I’m guilty… Are you?

Enterprise architecture is a popular concept among planners in businesses. It is a process that bridges the gap between business strategies and information technology. The role of enterprise architects can never be underestimated because they are the planners. They provide the plans and the maps from which businesses shall be operating for the present and in the future.

Enterprise Architecture Before

The area of enterprise architecture before was basically reactive in nature. When a problem comes out, enterprise architects focuses on how to find solutions to this without discovering the root cause of the problem. However, enterprise architecture became more structured when it was formalized in 1996 through the Clinger-Cohen Act. After this, the practice of enterprise architecture has increased among the private sector and many best practices were developed.

The existing concept behind enterprise architecture is basically the need to be able to connect the whole business to the small departments and individuals.

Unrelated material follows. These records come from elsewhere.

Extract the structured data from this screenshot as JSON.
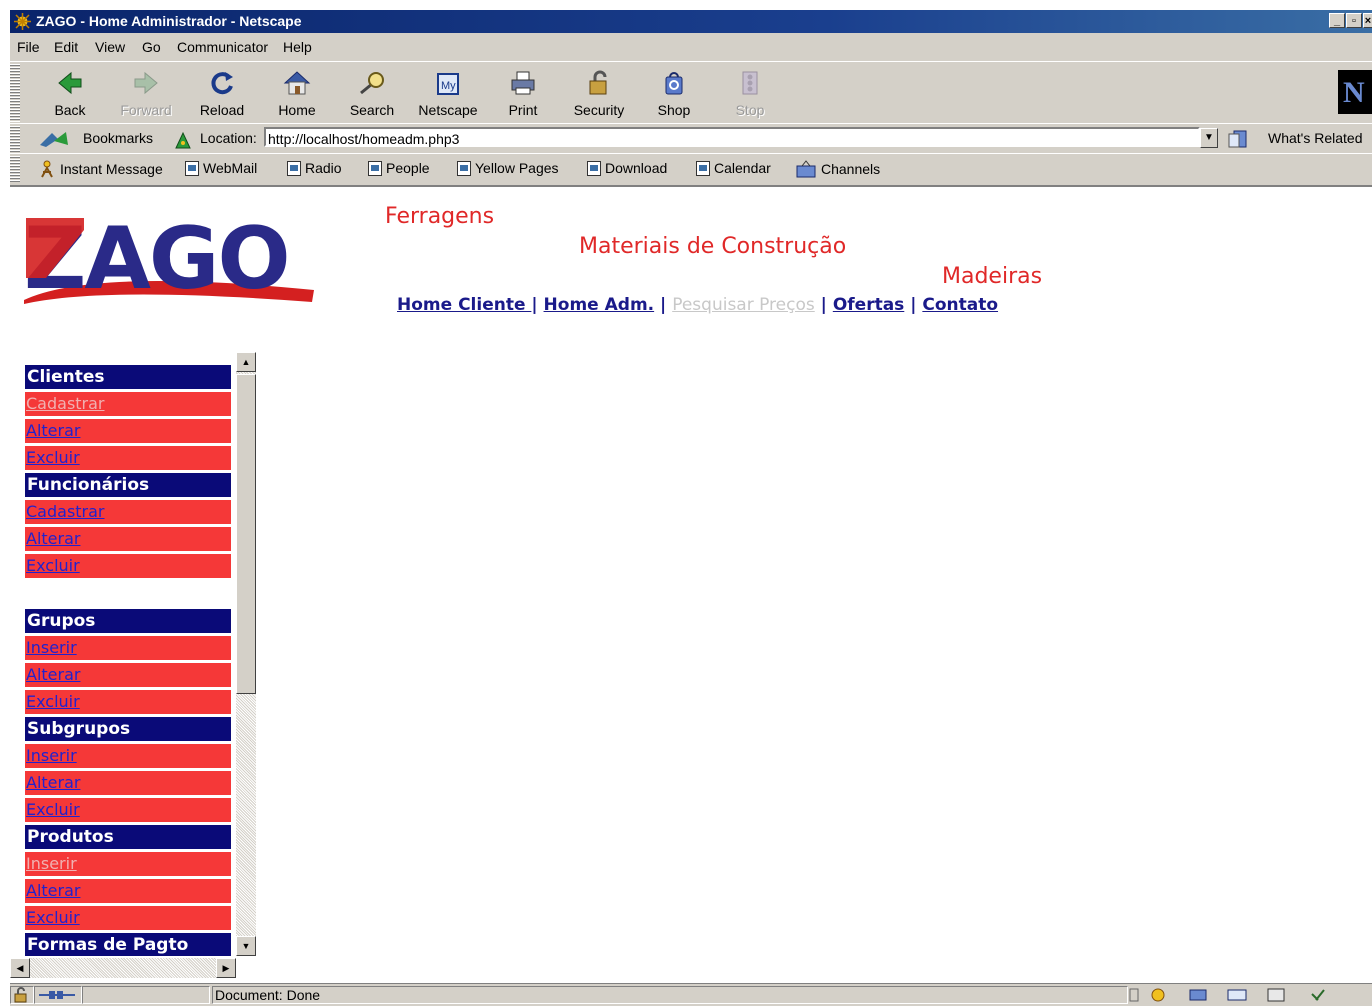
{
  "window": {
    "title": "ZAGO - Home Administrador - Netscape"
  },
  "menu": [
    "File",
    "Edit",
    "View",
    "Go",
    "Communicator",
    "Help"
  ],
  "toolbar": [
    {
      "label": "Back",
      "icon": "back-arrow-icon",
      "enabled": true
    },
    {
      "label": "Forward",
      "icon": "forward-arrow-icon",
      "enabled": false
    },
    {
      "label": "Reload",
      "icon": "reload-icon",
      "enabled": true
    },
    {
      "label": "Home",
      "icon": "home-icon",
      "enabled": true
    },
    {
      "label": "Search",
      "icon": "search-icon",
      "enabled": true
    },
    {
      "label": "Netscape",
      "icon": "my-netscape-icon",
      "enabled": true
    },
    {
      "label": "Print",
      "icon": "printer-icon",
      "enabled": true
    },
    {
      "label": "Security",
      "icon": "padlock-icon",
      "enabled": true
    },
    {
      "label": "Shop",
      "icon": "shopping-bag-icon",
      "enabled": true
    },
    {
      "label": "Stop",
      "icon": "stop-icon",
      "enabled": false
    }
  ],
  "location": {
    "bookmarks_label": "Bookmarks",
    "location_label": "Location:",
    "url": "http://localhost/homeadm.php3",
    "whats_related": "What's Related"
  },
  "personal_toolbar": [
    "Instant Message",
    "WebMail",
    "Radio",
    "People",
    "Yellow Pages",
    "Download",
    "Calendar",
    "Channels"
  ],
  "page": {
    "logo_text": "ZAGO",
    "taglines": [
      "Ferragens",
      "Materiais de Construção",
      "Madeiras"
    ],
    "topnav": [
      {
        "label": "Home Cliente ",
        "visited": false
      },
      {
        "label": "Home Adm.",
        "visited": false
      },
      {
        "label": "Pesquisar Preços",
        "visited": true
      },
      {
        "label": "Ofertas",
        "visited": false
      },
      {
        "label": "Contato",
        "visited": false
      }
    ],
    "topnav_separator": "|"
  },
  "sidebar": {
    "sections": [
      {
        "title": "Clientes",
        "items": [
          {
            "label": "Cadastrar",
            "visited": true
          },
          {
            "label": "Alterar",
            "visited": false
          },
          {
            "label": "Excluir",
            "visited": false
          }
        ]
      },
      {
        "title": "Funcionários",
        "items": [
          {
            "label": "Cadastrar",
            "visited": false
          },
          {
            "label": "Alterar",
            "visited": false
          },
          {
            "label": "Excluir",
            "visited": false
          }
        ]
      },
      {
        "title": "Grupos",
        "items": [
          {
            "label": "Inserir",
            "visited": false
          },
          {
            "label": "Alterar",
            "visited": false
          },
          {
            "label": "Excluir",
            "visited": false
          }
        ]
      },
      {
        "title": "Subgrupos",
        "items": [
          {
            "label": "Inserir",
            "visited": false
          },
          {
            "label": "Alterar",
            "visited": false
          },
          {
            "label": "Excluir",
            "visited": false
          }
        ]
      },
      {
        "title": "Produtos",
        "items": [
          {
            "label": "Inserir",
            "visited": true
          },
          {
            "label": "Alterar",
            "visited": false
          },
          {
            "label": "Excluir",
            "visited": false
          }
        ]
      },
      {
        "title": "Formas de Pagto",
        "items": []
      }
    ]
  },
  "status": {
    "text": "Document: Done"
  },
  "colors": {
    "section_bg": "#0a0a78",
    "item_bg": "#f53838",
    "tagline": "#e02828",
    "link": "#1a1a8a",
    "visited": "#c8c8c8"
  }
}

In the past, the main problem of organizations is how to communicate and share information. Problems have risen due to some problems of communication such as incompatible systems. Enterprise architecture’s role is to be able to make connections among departments. The idea is that individuals working in one business should work as a team.

Enterprise architecture is focusing on four important things, which are connection, collaboration, communication and customers. It is creating unity among the workers, which translates to effectiveness, efficiency and productivity. Enterprise architecture then should be pro-active because it must be able to incorporate the needs of the business to the available information technology.





We’ve all done it.. haggled to get the best price for whatever product or service we are chasing…


If I apply this to providing quality ITSM, what message are we a) giving out as the provider of our service if we allow this, and b) as the customer?


From the provider’s perspective, if we allow the customer to haggle and negotiate on price for the service or product, are we saying that we are overpriced, or that our service is worth less than we are saying???  This is an extremely sensitive area that we as Service Managers, need to consider very carefully…. 


As the customer, I am always looking for a better deal… and why shouldn’t I?  If the one provider is not able to meet my needs/price, I look elsewhere.  If I relate this to an organisation continually expecting more for the dollar, or (worse), less $$ to do the same, then we as an IT Organisation needs to continually defend the quality of our service. (or risk having service outsourced!!!)


How do we overcome these hurdles/hagglers???? Through VALUE!


IN ITSM. we always use the market space as a benchmark for determining the price of our service, and as such ensure that value for that price is guaranteed.


Where we can justify and leverage off value is through the use and discussion around the ITIL® v3 Value (Utility + Warranty) Diagram.  This allows for objective (not subjective, which is where the motivation for haggling occurs) comparisons and decisions to be made.


As I say to my students, if your service doesn’t provide value to the customer, WHY ARE YOU DOING IT?




Till next time Cheers from the ITIL® Australia Team at The Art of Service